Father James is a small-town priest in Ireland whose Sunday confessionals suddenly include a threat to kill him in a week's time as a matter of principle. Deeply troubled and conflicted about how to respond, Father James tries to go on with his calling through that week. However, that proves impossible as he is confronted with a troubling variety of spiritual challenges from both his estranged daughter and his own parishioners. In those dispiriting struggles, Father James' life begins to fall apart as time runs out towards a confrontation that seems to crystallize his values and what he wants his life to be.Written by
Kenneth Chisholm (email@example.com)
Written and Performed by Townes van Zandt
Published by EMI United Partnership Ltd.
Licensed Courtesy of The Domino Recording Company Ltd. See more »
An Irish High Noon
Greetings again from the darkness. Writer/director John Michael McDonagh and actor Brendon Gleeson re-team (The Guard, 2011) in what can be viewed as one giant leap for both filmmaker and actor. Mr. McDonagh is immensely talented and seems to be a natural at keeping his viewers unsure of what's coming.
Set and filmed in a western Irish coastal town, the film has a most unusual first scene, including an acknowledgment of such as the priest (Gleeson) says "Certainly a startling opening line". This occurs in the confessional with an extreme close-up as the unseen (by us) parishioner then says "I'm going to kill you Father". With Sunday week as the promised deadline, the movie follows the Priest with a placard for each day, as he makes his way through the maze of local town characters. He also receives a visit from his daughter (Kelly Reilly), fresh off a suicide attempt (he was married prior to joining the priesthood).
The film bounces from very dark humor to extreme philosophical and theological discussions between the town folks and the priest. We quickly learn what a good man he is, and struggle to understand why the locals flash such vitriol his way. The Catholic Church, and all that implies these days, certainly plays a key role, but more than that, this is about the make-up and character of people.

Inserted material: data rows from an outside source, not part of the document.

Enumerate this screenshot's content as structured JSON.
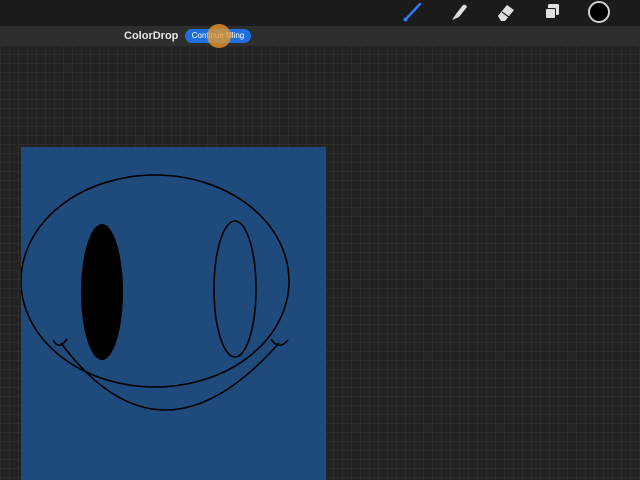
{
  "toolbar": {
    "tools": [
      {
        "name": "brush",
        "icon": "paintbrush-icon",
        "active": true,
        "color": "#2f7cf6"
      },
      {
        "name": "smudge",
        "icon": "smudge-finger-icon",
        "active": false,
        "color": "#e0e0e0"
      },
      {
        "name": "eraser",
        "icon": "eraser-icon",
        "active": false,
        "color": "#e0e0e0"
      },
      {
        "name": "layers",
        "icon": "layers-icon",
        "active": false,
        "color": "#e0e0e0"
      }
    ],
    "current_color": "#000000"
  },
  "notice": {
    "title": "ColorDrop",
    "button_label": "Continue filling",
    "button_color": "#1f6fe0"
  },
  "canvas": {
    "background_color": "#1f4a7c",
    "line_color": "#000000",
    "filled_eye_color": "#000000"
  }
}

This is not the place to go into detail about the story, as the film is best unwrapped and interpreted by each viewer. What can be said is that this is exceptional filmmaking: it's well directed, beautifully photographed, superbly acted, has a terrific script, and encourages much discussion.
12 of 13 people found this review helpful.
Was this review helpful to you?
| Report this